Data records for software interfaces:

============

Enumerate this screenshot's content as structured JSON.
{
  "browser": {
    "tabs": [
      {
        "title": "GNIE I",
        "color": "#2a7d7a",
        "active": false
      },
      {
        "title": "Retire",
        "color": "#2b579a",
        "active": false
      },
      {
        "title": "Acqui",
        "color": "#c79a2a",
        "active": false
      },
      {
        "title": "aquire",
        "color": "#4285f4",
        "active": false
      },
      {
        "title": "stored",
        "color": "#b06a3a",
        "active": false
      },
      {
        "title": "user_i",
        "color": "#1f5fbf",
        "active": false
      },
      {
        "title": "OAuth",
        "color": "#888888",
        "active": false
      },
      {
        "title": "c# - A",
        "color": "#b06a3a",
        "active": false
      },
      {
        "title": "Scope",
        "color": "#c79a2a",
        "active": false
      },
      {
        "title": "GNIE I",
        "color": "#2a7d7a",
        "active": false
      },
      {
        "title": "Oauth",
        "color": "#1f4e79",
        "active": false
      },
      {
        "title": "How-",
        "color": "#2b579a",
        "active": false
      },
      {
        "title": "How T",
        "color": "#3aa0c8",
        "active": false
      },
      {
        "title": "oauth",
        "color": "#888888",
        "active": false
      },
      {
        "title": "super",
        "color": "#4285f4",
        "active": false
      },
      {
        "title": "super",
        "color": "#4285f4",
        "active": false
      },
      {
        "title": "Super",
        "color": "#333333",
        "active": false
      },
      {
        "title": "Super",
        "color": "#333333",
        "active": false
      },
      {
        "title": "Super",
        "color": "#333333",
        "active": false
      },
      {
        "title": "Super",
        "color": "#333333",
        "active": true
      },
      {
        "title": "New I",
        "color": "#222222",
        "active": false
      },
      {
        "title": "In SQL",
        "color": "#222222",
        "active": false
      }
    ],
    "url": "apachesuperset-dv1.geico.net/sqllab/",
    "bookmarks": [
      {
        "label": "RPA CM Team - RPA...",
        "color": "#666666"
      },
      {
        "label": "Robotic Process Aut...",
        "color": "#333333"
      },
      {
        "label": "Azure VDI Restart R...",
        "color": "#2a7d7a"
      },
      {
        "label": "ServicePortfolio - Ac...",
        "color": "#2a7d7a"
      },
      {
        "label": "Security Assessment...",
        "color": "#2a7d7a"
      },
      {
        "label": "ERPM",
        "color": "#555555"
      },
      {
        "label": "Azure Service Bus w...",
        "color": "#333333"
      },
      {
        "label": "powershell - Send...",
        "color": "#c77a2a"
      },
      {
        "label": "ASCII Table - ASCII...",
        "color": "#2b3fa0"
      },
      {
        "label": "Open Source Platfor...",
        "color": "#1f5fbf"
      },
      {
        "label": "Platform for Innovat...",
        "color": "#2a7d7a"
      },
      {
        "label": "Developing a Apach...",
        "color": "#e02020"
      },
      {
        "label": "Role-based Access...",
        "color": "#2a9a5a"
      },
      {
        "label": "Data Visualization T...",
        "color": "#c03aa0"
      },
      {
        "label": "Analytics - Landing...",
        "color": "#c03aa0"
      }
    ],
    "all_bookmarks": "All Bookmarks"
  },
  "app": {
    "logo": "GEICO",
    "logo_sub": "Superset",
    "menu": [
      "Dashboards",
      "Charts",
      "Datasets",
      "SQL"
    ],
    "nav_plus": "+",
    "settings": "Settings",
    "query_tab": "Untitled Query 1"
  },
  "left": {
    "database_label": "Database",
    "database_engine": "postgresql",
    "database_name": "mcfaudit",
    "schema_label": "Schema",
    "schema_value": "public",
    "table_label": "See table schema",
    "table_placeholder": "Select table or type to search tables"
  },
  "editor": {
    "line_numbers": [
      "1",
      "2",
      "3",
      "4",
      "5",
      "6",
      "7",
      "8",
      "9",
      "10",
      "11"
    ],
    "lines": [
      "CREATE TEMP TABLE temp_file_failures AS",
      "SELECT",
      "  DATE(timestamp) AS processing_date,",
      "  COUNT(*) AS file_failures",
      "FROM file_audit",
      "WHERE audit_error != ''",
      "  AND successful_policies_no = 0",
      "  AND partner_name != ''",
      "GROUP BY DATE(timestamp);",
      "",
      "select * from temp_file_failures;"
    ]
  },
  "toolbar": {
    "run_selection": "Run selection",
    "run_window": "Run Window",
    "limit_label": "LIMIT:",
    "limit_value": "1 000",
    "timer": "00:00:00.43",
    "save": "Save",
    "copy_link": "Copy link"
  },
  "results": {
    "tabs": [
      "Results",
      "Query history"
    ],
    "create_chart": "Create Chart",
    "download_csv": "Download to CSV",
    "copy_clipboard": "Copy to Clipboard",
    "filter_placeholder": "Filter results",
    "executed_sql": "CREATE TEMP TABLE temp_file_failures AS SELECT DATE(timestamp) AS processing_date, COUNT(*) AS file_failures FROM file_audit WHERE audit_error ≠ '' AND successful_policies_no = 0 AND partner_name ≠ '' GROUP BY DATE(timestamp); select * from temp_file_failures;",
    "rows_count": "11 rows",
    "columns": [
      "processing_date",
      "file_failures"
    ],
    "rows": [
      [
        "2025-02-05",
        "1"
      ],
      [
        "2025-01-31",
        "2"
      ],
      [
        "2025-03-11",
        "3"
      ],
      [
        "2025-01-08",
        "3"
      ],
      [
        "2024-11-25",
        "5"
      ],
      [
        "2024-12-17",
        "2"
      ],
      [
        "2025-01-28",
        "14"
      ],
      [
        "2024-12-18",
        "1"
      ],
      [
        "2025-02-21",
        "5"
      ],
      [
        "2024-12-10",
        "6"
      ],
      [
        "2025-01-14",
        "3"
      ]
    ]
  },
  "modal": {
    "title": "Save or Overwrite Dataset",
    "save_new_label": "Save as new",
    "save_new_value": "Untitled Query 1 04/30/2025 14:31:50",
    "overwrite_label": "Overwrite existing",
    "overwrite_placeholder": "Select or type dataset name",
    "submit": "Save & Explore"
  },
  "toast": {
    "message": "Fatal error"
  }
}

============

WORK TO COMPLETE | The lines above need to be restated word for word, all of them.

ANSWER TO THE EXERCISE |
Enumerate this screenshot's content as structured JSON.
{
  "browser": {
    "tabs": [
      {
        "title": "GNIE I",
        "color": "#2a7d7a",
        "active": false
      },
      {
        "title": "Retire",
        "color": "#2b579a",
        "active": false
      },
      {
        "title": "Acqui",
        "color": "#c79a2a",
        "active": false
      },
      {
        "title": "aquire",
        "color": "#4285f4",
        "active": false
      },
      {
        "title": "stored",
        "color": "#b06a3a",
        "active": false
      },
      {
        "title": "user_i",
        "color": "#1f5fbf",
        "active": false
      },
      {
        "title": "OAuth",
        "color": "#888888",
        "active": false
      },
      {
        "title": "c# - A",
        "color": "#b06a3a",
        "active": false
      },
      {
        "title": "Scope",
        "color": "#c79a2a",
        "active": false
      },
      {
        "title": "GNIE I",
        "color": "#2a7d7a",
        "active": false
      },
      {
        "title": "Oauth",
        "color": "#1f4e79",
        "active": false
      },
      {
        "title": "How-",
        "color": "#2b579a",
        "active": false
      },
      {
        "title": "How T",
        "color": "#3aa0c8",
        "active": false
      },
      {
        "title": "oauth",
        "color": "#888888",
        "active": false
      },
      {
        "title": "super",
        "color": "#4285f4",
        "active": false
      },
      {
        "title": "super",
        "color": "#4285f4",
        "active": false
      },
      {
        "title": "Super",
        "color": "#333333",
        "active": false
      },
      {
        "title": "Super",
        "color": "#333333",
        "active": false
      },
      {
        "title": "Super",
        "color": "#333333",
        "active": false
      },
      {
        "title": "Super",
        "color": "#333333",
        "active": true
      },
      {
        "title": "New I",
        "color": "#222222",
        "active": false
      },
      {
        "title": "In SQL",
        "color": "#222222",
        "active": false
      }
    ],
    "url": "apachesuperset-dv1.geico.net/sqllab/",
    "bookmarks": [
      {
        "label": "RPA CM Team - RPA...",
        "color": "#666666"
      },
      {
        "label": "Robotic Process Aut...",
        "color": "#333333"
      },
      {
        "label": "Azure VDI Restart R...",
        "color": "#2a7d7a"
      },
      {
        "label": "ServicePortfolio - Ac...",
        "color": "#2a7d7a"
      },
      {
        "label": "Security Assessment...",
        "color": "#2a7d7a"
      },
      {
        "label": "ERPM",
        "color": "#555555"
      },
      {
        "label": "Azure Service Bus w...",
        "color": "#333333"
      },
      {
        "label": "powershell - Send...",
        "color": "#c77a2a"
      },
      {
        "label": "ASCII Table - ASCII...",
        "color": "#2b3fa0"
      },
      {
        "label": "Open Source Platfor...",
        "color": "#1f5fbf"
      },
      {
        "label": "Platform for Innovat...",
        "color": "#2a7d7a"
      },
      {
        "label": "Developing a Apach...",
        "color": "#e02020"
      },
      {
        "label": "Role-based Access...",
        "color": "#2a9a5a"
      },
      {
        "label": "Data Visualization T...",
        "color": "#c03aa0"
      },
      {
        "label": "Analytics - Landing...",
        "color": "#c03aa0"
      }
    ],
    "all_bookmarks": "All Bookmarks"
  },
  "app": {
    "logo": "GEICO",
    "logo_sub": "Superset",
    "menu": [
      "Dashboards",
      "Charts",
      "Datasets",
      "SQL"
    ],
    "nav_plus": "+",
    "settings": "Settings",
    "query_tab": "Untitled Query 1"
  },
  "left": {
    "database_label": "Database",
    "database_engine": "postgresql",
    "database_name": "mcfaudit",
    "schema_label": "Schema",
    "schema_value": "public",
    "table_label": "See table schema",
    "table_placeholder": "Select table or type to search tables"
  },
  "editor": {
    "line_numbers": [
      "1",
      "2",
      "3",
      "4",
      "5",
      "6",
      "7",
      "8",
      "9",
      "10",
      "11"
    ],
    "lines": [
      "CREATE TEMP TABLE temp_file_failures AS",
      "SELECT",
      "  DATE(timestamp) AS processing_date,",
      "  COUNT(*) AS file_failures",
      "FROM file_audit",
      "WHERE audit_error != ''",
      "  AND successful_policies_no = 0",
      "  AND partner_name != ''",
      "GROUP BY DATE(timestamp);",
      "",
      "select * from temp_file_failures;"
    ]
  },
  "toolbar": {
    "run_selection": "Run selection",
    "run_window": "Run Window",
    "limit_label": "LIMIT:",
    "limit_value": "1 000",
    "timer": "00:00:00.43",
    "save": "Save",
    "copy_link": "Copy link"
  },
  "results": {
    "tabs": [
      "Results",
      "Query history"
    ],
    "create_chart": "Create Chart",
    "download_csv": "Download to CSV",
    "copy_clipboard": "Copy to Clipboard",
    "filter_placeholder": "Filter results",
    "executed_sql": "CREATE TEMP TABLE temp_file_failures AS SELECT DATE(timestamp) AS processing_date, COUNT(*) AS file_failures FROM file_audit WHERE audit_error ≠ '' AND successful_policies_no = 0 AND partner_name ≠ '' GROUP BY DATE(timestamp); select * from temp_file_failures;",
    "rows_count": "11 rows",
    "columns": [
      "processing_date",
      "file_failures"
    ],
    "rows": [
      [
        "2025-02-05",
        "1"
      ],
      [
        "2025-01-31",
        "2"
      ],
      [
        "2025-03-11",
        "3"
      ],
      [
        "2025-01-08",
        "3"
      ],
      [
        "2024-11-25",
        "5"
      ],
      [
        "2024-12-17",
        "2"
      ],
      [
        "2025-01-28",
        "14"
      ],
      [
        "2024-12-18",
        "1"
      ],
      [
        "2025-02-21",
        "5"
      ],
      [
        "2024-12-10",
        "6"
      ],
      [
        "2025-01-14",
        "3"
      ]
    ]
  },
  "modal": {
    "title": "Save or Overwrite Dataset",
    "save_new_label": "Save as new",
    "save_new_value": "Untitled Query 1 04/30/2025 14:31:50",
    "overwrite_label": "Overwrite existing",
    "overwrite_placeholder": "Select or type dataset name",
    "submit": "Save & Explore"
  },
  "toast": {
    "message": "Fatal error"
  }
}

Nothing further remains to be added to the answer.